6 p.m. Aug. 7 at Spindletop Hall, 3414 Iron Works Pike. $45, $60. (859) 255-2653.
Listen to the music of smooth-jazz saxophonist Marion Meadows and you can't help but be taken by a sound that is instantly accessible. There is the efficient lyricism of his recordings, as in his 2009 album, Secrets. There are the broad, poppish strides of his playing, as in the way his sax melodies color Jesse McGuire's trumpet work on one of Secrets' standout tracks, Let the Top Down. Most of all, there is the generally sunny disposition of an ensemble sound that is generously influenced by pop, soul and contemporary R&B.
But make no mistake. The sleek outlines of Meadows' playing reflect a serious jazz upbringing. A West Virginia native who grew up in Stamford, Conn., Meadows began classical studies at age 8 and eventually moved on to the prestigious Berklee School of Music.
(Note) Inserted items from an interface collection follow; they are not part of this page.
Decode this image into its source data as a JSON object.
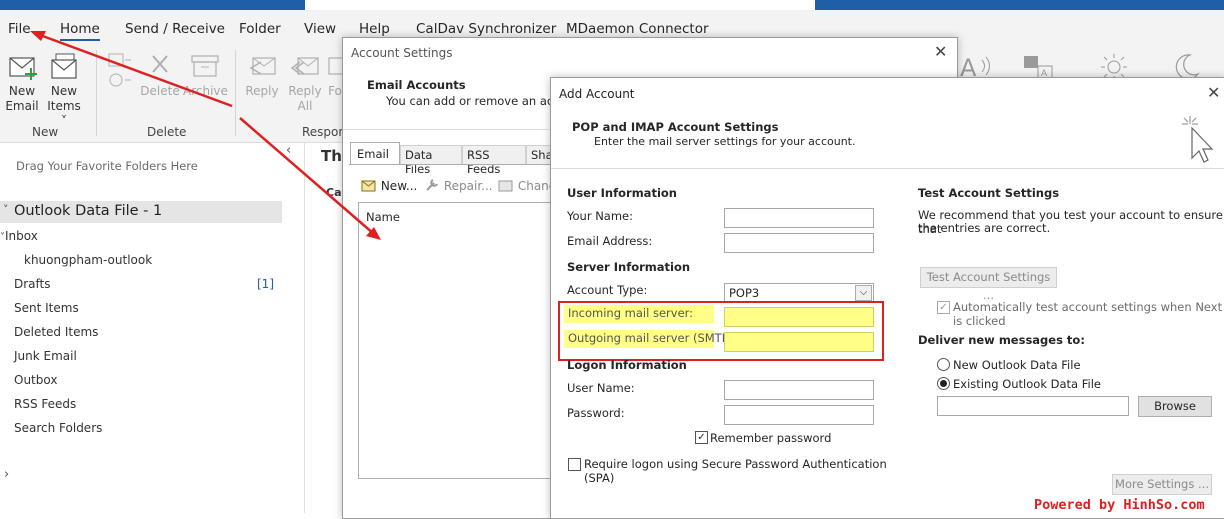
{
  "menu": {
    "tabs": [
      {
        "label": "File"
      },
      {
        "label": "Home"
      },
      {
        "label": "Send / Receive"
      },
      {
        "label": "Folder"
      },
      {
        "label": "View"
      },
      {
        "label": "Help"
      },
      {
        "label": "CalDav Synchronizer"
      },
      {
        "label": "MDaemon Connector"
      }
    ]
  },
  "ribbon": {
    "new_email": [
      "New",
      "Email"
    ],
    "new_items": [
      "New",
      "Items ˅"
    ],
    "delete": "Delete",
    "archive": "Archive",
    "reply": "Reply",
    "reply_all": [
      "Reply",
      "All"
    ],
    "forward_partial": "Fo",
    "groups": {
      "new": "New",
      "delete": "Delete",
      "respond": "Respon"
    }
  },
  "folder_pane": {
    "hint": "Drag Your Favorite Folders Here",
    "data_file": "Outlook Data File - 1",
    "folders": [
      {
        "label": "Inbox"
      },
      {
        "label": "khuongpham-outlook"
      },
      {
        "label": "Drafts",
        "count": "[1]"
      },
      {
        "label": "Sent Items"
      },
      {
        "label": "Deleted Items"
      },
      {
        "label": "Junk Email"
      },
      {
        "label": "Outbox"
      },
      {
        "label": "RSS Feeds"
      },
      {
        "label": "Search Folders"
      }
    ]
  },
  "middle": {
    "heading": "Thu",
    "sub": "Cal"
  },
  "account_settings": {
    "title": "Account Settings",
    "section_title": "Email Accounts",
    "section_desc": "You can add or remove an accou",
    "tabs": [
      "Email",
      "Data Files",
      "RSS Feeds",
      "Sha"
    ],
    "toolbar": {
      "new": "New...",
      "repair": "Repair...",
      "change": "Chang"
    },
    "list_header": "Name"
  },
  "add_account": {
    "title": "Add Account",
    "header_title": "POP and IMAP Account Settings",
    "header_desc": "Enter the mail server settings for your account.",
    "user_info": "User Information",
    "your_name": "Your Name:",
    "email_address": "Email Address:",
    "server_info": "Server Information",
    "account_type": "Account Type:",
    "account_type_value": "POP3",
    "incoming": "Incoming mail server:",
    "outgoing": "Outgoing mail server (SMTP):",
    "logon_info": "Logon Information",
    "user_name": "User Name:",
    "password": "Password:",
    "remember_password": "Remember password",
    "spa": "Require logon using Secure Password Authentication",
    "spa2": "(SPA)",
    "test_title": "Test Account Settings",
    "test_desc1": "We recommend that you test your account to ensure that",
    "test_desc2": "the entries are correct.",
    "test_button": "Test Account Settings ...",
    "auto_test1": "Automatically test account settings when Next",
    "auto_test2": "is clicked",
    "deliver_title": "Deliver new messages to:",
    "new_data_file": "New Outlook Data File",
    "existing_data_file": "Existing Outlook Data File",
    "browse": "Browse",
    "more_settings": "More Settings ..."
  },
  "watermark": "Powered by HinhSo.com",
  "colors": {
    "accent": "#1f5fa8",
    "highlight_box": "#e02020",
    "highlight_fill": "#ffff88",
    "arrow": "#e02020",
    "watermark": "#e02020"
  }
}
There also were studies with several profound reed players, including Joe Henderson, Dave Liebman and Eddie Daniels. After working with one of the prime soul/jazz bandleaders of recent decades, Norman Connors, Meadows was discovered while playing sax in Grand Central Station by producer/composer Jay Chattaway. He, in turn, introduced Meadows to famed jazz keyboardist and producer Bob James.
So the music pouring smoothly from Secrets belongs to one name, but it bears the teachings and inspiration of many others. This weekend, Meadows showcases that learned sound when the African American Forum presents its latest smooth jazz concert at a new home, Spindletop Hall.
Dinner begins at 6 p.m. The performance starts at 8.
By the Dozen
Striking up another chorus of summer fun this weekend will be a return visit by Dirty Dozen Brass Band. The long-running New Orleans ensemble, which blends Crescent City brass band tradition with strong elements of jazz, funk and roots-driven R&B, is back in town Friday night for a performance at Cosmic Charlie's, 388 Woodland Avenue. The band has collaborated over the years with the likes of Elvis Costello, Dr. John, Norah Jones, Modest Mouse, Bettye LaVette and, for several collaborative albums and tours, Widespread Panic, but this year, the Dirty Dozen is celebrating its own personal history. It is honoring the 25th anniversary of its debut album, My Feet Can't Fail Me Now (8 p.m., $20). Call (859) 309-9499.
Few arena-rock bands of the past quarter century were more revered than Gun N' Roses during its commercial heyday. Carrying the beat during those glory years — from 1985 to 1990, when Appetite for Destruction established the band as an international sensation — was drummer Steven Adler. He will be town Sunday for two very different appearances. At 6 p.m., he will be at Joseph-Beth Booksellers in The Mall at Lexington Green to sign copies of his new memoir, My Appetite for Destruction: Sex, Drugs and Guns N' Roses. The book recounts mammoth rock-star excesses and the aftermath of addictions that came after being fired from GNR in 1990. Then Adler will journey to Cosmic Charlie's to perform with his band, Adler's Appetite (8 p.m., $12).
Frampton comes inside
In recent years, Peter Frampton has limited his Louisville visits to outdoor performances to the Kentucky State Fair. This weekend, though, the veteran pop stylist — with a career that has taken him from rock-star status with the great Humble Pie and then with his own mid-'70s recordings to a profile as a Grammy-winning instrumentalist for his Fingerprints album — goes indoors Friday night at the Brown Theatre, 315 West Broadway in Louisville. Frampton, who has called Cincinnati home for more than a decade, is touring behind a new album, Thank You Mr. Churchill. It's a semi-autobiographical work that culminates with another outstanding guitar instrumental medley titled Suite Liberte. (8 p.m.; $38, $60). Call (502) 584-7777.